The very informative essay that accompanies this highly enjoyable CD from the three-person ensemble, Music's Re-creation, on Centaur starts by suggesting that listeners whose knowledge of seventeenth-century English music is limited to its madrigals, to Dowland, and to the songs of Purcell will here have their tastes expanded. And how! This CD contains an hour's worth of varied, subtle, gentle and exciting music for strings and keyboard by practitioners who play with great insight and sensitivity. As an introduction to the works of the two overlooked yet highly enjoyable and distinctive composers, John Jenkins and Matthew Locke this CD could hardly be bettered.
John Jenkins (1592-1678) was the older of the two; Matthew Locke was born almost thirty years after Jenkins (in 1621) though he died the year before him. They lived through turbulent and strife-ridden times: plague, famine and the backwash of the Reformation and the Civil Wars in Britain. Aside from a certain melancholy and dour tone to some of the music on this CD, there's really little of the tearfulness of a Schütz, Schein or Scheidt – their contemporaries. But there is directness and a sense of purpose and compact, spare articulation of the musical ideas, mostly melodic, in the interests of impact. Indeed, several of the movements of the suites (the saraband of Locke's Suite #7 [tr.19], for example) end quite abruptly: they say what they have to say and stop. This has the effect both of bringing the listener up short and making them realise just how important direct and unadulterated communication must have been for such composers. It then pays to approach the melodic invention of Jenkins and Locke with that in mind… to listen to these suites, that is, as one listens to a Classical or Romantic string quartet. For it's true that we have become accustomed at times to listen to music of the Elizabethan and Baroque eras as sound painting, as a tapestry of textures.
It is not: and Moore (Baroque violin), Dornenburg (viola da gamba) and Peters (organ and harpsichord) understand the idiom very well. The music is about concentration, attention to the thematic development and structure as much as it is about the sound world, beautiful though that is: the instruments are either period or reconstructions – the policy of Music's Re-creation since their foundation in the Netherlands in 1979. Needless to say, the trio is technically very sure and accomplished. There is an ease, a grace and elegance to their playing throughout this CD that is located just on the rigorous side of the midpoint between casual and formal. Never staid or forced, their ensemble playing is neither loose nor relaxed. There is a spontaneity that's delightful to appreciate: the forward movement of Locke's Suite #8 [tr.s23-26], for example, is as opulent as it is controled.

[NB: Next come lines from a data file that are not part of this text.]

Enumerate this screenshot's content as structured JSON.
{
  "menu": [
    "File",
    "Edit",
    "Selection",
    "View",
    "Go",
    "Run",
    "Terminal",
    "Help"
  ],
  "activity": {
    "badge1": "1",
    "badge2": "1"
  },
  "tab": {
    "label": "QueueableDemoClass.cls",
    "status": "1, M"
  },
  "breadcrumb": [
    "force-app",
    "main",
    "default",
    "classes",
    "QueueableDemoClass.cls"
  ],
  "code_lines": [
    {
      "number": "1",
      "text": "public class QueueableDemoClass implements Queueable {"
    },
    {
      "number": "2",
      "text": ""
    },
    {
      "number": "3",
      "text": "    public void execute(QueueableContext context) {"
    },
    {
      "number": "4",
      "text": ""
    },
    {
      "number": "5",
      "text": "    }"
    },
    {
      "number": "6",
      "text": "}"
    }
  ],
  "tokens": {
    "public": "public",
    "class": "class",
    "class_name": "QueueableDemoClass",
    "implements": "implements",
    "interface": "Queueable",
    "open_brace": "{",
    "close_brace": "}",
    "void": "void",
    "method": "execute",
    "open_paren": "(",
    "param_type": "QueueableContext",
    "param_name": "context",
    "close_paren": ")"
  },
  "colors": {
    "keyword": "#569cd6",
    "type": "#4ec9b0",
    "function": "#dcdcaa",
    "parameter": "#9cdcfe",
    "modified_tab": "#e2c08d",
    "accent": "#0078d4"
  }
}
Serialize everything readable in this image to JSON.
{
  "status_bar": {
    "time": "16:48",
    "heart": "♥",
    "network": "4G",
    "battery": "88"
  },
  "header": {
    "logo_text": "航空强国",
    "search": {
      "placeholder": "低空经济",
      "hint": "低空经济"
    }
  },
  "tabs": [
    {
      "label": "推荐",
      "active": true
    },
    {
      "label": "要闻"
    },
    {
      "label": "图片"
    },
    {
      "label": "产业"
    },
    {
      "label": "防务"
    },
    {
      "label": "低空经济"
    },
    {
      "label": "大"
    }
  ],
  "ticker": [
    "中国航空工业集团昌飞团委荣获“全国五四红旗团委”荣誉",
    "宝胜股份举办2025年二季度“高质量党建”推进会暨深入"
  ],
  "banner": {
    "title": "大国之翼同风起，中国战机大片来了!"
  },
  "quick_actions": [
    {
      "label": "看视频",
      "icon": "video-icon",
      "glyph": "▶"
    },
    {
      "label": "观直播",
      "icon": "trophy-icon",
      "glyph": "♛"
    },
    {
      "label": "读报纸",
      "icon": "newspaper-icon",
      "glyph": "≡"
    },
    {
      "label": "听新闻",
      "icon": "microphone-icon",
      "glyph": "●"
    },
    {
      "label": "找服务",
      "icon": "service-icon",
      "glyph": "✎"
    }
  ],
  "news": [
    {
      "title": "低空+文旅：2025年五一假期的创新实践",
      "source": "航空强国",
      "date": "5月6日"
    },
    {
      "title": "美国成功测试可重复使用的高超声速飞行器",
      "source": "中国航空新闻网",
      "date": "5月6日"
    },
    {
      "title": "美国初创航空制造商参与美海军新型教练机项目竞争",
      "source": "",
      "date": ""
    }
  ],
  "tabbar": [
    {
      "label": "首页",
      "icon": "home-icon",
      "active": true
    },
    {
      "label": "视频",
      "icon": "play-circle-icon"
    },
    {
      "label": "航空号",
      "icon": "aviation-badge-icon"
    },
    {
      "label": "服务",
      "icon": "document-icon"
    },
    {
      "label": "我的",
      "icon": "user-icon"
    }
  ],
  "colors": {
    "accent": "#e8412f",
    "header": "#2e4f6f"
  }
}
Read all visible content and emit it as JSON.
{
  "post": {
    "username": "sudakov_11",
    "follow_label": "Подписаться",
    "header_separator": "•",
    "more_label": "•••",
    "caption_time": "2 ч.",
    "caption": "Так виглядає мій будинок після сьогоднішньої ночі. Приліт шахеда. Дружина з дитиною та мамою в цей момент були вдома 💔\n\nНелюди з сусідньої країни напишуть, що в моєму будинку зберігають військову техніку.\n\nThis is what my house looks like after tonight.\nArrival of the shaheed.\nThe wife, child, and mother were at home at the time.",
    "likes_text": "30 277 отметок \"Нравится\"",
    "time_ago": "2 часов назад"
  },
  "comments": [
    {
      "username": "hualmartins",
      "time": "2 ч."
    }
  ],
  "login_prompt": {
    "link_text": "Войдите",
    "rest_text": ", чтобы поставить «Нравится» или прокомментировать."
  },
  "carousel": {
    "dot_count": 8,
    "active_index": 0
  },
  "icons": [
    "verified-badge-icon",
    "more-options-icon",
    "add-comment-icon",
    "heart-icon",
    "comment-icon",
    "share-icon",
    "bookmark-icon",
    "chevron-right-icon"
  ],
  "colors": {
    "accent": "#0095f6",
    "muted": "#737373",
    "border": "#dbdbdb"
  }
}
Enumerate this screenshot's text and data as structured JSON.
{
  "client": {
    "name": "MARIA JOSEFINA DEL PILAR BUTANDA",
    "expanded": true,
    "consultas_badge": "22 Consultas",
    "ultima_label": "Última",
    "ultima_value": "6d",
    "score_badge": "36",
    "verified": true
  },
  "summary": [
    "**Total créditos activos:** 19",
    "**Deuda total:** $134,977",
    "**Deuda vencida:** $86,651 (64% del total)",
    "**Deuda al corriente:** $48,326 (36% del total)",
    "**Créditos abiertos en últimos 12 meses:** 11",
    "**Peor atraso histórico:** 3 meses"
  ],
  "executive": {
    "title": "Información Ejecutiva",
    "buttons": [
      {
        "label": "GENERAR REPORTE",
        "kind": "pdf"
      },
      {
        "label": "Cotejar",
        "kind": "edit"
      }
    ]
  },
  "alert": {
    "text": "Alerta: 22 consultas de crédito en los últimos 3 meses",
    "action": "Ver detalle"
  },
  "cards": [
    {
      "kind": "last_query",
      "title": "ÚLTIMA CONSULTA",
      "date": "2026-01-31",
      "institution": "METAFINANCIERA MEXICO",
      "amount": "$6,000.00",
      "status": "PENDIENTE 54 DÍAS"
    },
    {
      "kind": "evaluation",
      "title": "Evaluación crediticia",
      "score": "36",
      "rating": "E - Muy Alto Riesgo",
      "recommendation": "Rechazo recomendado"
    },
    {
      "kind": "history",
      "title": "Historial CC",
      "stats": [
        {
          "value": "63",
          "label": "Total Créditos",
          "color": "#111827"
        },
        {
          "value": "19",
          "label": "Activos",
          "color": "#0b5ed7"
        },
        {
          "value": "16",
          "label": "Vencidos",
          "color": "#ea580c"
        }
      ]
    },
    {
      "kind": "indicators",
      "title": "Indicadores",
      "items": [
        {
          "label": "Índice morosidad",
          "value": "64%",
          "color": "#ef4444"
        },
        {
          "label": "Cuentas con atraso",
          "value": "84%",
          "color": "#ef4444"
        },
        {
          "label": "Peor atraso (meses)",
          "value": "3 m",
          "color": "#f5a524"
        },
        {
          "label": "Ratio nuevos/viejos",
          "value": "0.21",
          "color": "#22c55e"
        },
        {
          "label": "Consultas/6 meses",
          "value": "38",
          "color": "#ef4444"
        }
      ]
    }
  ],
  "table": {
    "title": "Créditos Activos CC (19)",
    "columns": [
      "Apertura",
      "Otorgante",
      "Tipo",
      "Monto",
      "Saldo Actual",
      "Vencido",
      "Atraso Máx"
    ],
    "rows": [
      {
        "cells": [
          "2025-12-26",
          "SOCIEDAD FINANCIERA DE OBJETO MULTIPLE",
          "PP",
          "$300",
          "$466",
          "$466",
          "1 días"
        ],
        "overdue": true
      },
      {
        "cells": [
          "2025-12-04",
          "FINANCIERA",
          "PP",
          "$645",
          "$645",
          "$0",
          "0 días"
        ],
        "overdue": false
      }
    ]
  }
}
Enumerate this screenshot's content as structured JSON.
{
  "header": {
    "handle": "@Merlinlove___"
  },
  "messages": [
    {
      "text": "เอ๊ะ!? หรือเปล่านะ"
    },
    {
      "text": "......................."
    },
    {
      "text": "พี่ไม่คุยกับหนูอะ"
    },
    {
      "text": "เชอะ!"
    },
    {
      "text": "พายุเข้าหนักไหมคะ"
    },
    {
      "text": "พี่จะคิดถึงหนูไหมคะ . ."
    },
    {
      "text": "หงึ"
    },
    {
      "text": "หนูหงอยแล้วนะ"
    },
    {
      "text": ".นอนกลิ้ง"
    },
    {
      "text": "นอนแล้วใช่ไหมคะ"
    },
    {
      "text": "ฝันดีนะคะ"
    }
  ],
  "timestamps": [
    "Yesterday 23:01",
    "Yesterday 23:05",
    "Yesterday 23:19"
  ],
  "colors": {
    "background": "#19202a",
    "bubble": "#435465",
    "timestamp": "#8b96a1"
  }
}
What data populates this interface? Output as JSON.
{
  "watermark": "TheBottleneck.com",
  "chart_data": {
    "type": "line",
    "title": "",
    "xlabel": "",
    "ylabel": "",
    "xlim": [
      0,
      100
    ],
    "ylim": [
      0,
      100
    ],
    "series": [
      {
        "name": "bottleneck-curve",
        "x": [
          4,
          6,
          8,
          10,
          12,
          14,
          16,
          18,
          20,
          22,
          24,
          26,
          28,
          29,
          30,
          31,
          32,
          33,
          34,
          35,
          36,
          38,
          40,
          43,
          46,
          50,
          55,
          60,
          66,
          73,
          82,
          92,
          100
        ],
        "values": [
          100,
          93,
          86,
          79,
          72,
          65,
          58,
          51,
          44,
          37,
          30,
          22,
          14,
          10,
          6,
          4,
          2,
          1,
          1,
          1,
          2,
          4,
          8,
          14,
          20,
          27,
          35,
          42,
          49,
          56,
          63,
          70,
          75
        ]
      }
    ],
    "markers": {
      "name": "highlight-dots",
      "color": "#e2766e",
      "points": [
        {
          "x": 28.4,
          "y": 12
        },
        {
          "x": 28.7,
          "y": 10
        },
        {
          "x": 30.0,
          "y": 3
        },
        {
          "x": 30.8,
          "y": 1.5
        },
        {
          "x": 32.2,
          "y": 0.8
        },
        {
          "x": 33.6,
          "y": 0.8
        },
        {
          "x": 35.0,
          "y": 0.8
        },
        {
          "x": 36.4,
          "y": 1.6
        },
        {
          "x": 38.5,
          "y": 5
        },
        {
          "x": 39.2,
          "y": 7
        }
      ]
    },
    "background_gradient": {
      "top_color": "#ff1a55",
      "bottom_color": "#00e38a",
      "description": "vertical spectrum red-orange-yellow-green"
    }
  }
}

In part this exemplary exposure of the music's soul, so to speak, works so well here because the musicians understand the relationship unique to the seventeenth century between modal structure as it found its way into the Fantasia; and the implied harmonies of which we are inevitably conscious from our position four hundred years later. Yet the way in which the strings in particular work to contextualize modality in tandem with counterpoint is sheer delight. This is in part accounted for by the fact that both composers wrote without always specifying instruments. But it's not to suggest that these players are improvising excessively (the ornamentation and "divisions" do require improvisation, of course) or taking undue liberties with the music, or "realizing" it in any way. It's hard to believe that Locke and Jenkins, for all their obvious attention to exactness and communication, wouldn't be entirely at ease with the style and execution offered here.
The usual characteristics of the suites' dance movements are evident – though as English, rather than Continental, composers embraced the medium… decoration not virtuosity. Indeed, there are places where Jenkins takes already obsolete traditions for these movements and bends them to his own ends with dazzling, almost startling, results. Though never gratuitously. These musicians also make the most of the tensions exploited by both composers between decorum, the Puritan restraint of the times (remember Cromwell closed the theaters), and the exuberance of the dance. Yet the rhythm never masks the equally vigorous heart of each movement as a part of each suite or Fantasia.
Since Jenkins alone wrote getting on for a hundred such pieces, one reaches the end of this CD by wishing for more. The intensity with gentility; the gravity with humanity; and the precision with confidence are powerful mixtures. Music's Re-creation (Carla Moore, Baroque violin; John Dornenburg, viola da gamba; Lorna Peters, organ and harpsichord) has captured them admirably. The acoustic is close and dry, though appropriately so: this sounds like less of a "recital", more of a guided offering. Thoroughly recommended.
Copyright © 2010, Mark Sealey.